> The task
Pull every line with "Luck" from the data below and copy it.

[Start of section]

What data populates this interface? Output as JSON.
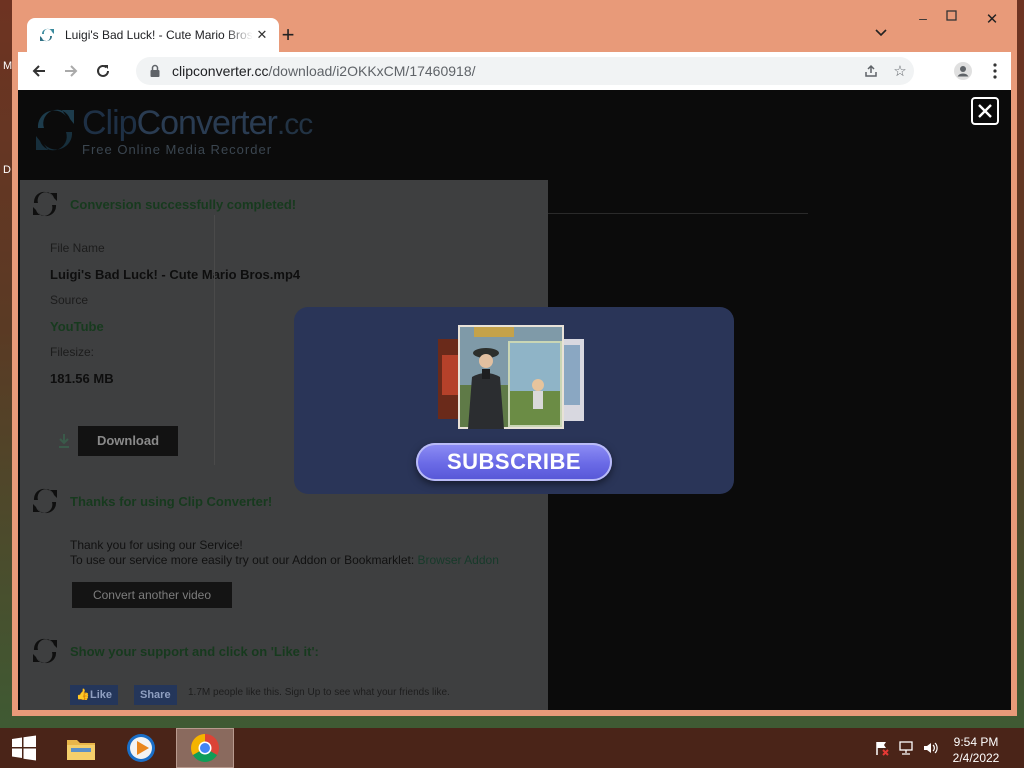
{
  "browser": {
    "tab_title": "Luigi's Bad Luck! - Cute Mario Bros.mp4",
    "url_host": "clipconverter.cc",
    "url_path": "/download/i2OKKxCM/17460918/",
    "window_minimize": "–",
    "window_maximize": "▫",
    "window_close": "✕",
    "new_tab": "+"
  },
  "desktop": {
    "left_labels": [
      "M",
      "D"
    ]
  },
  "site": {
    "logo_part1": "Clip",
    "logo_part2": "Converter",
    "logo_part3": ".cc",
    "tagline": "Free Online Media Recorder",
    "success_title": "Conversion successfully completed!",
    "file_name_label": "File Name",
    "file_name_value": "Luigi's Bad Luck! - Cute Mario Bros.mp4",
    "source_label": "Source",
    "source_value": "YouTube",
    "filesize_label": "Filesize:",
    "filesize_value": "181.56 MB",
    "download_button": "Download",
    "thanks_title": "Thanks for using Clip Converter!",
    "thanks_line1": "Thank you for using our Service!",
    "thanks_line2_prefix": "To use our service more easily try out our Addon or Bookmarklet: ",
    "thanks_line2_link": "Browser Addon",
    "convert_button": "Convert another video",
    "support_title": "Show your support and click on 'Like it':",
    "fb_like": "Like",
    "fb_share": "Share",
    "fb_text": "1.7M people like this. Sign Up to see what your friends like."
  },
  "ad": {
    "subscribe_button": "SUBSCRIBE"
  },
  "taskbar": {
    "time": "9:54 PM",
    "date": "2/4/2022"
  },
  "colors": {
    "window_frame": "#e89a79",
    "taskbar": "#4a2418",
    "subscribe_button": "#6a6ae6",
    "ad_panel": "#2a3558"
  }
}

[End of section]

> Output for this task
    "tab_title": "Luigi's Bad Luck! - Cute Mario Bros.mp4",
    "file_name_value": "Luigi's Bad Luck! - Cute Mario Bros.mp4",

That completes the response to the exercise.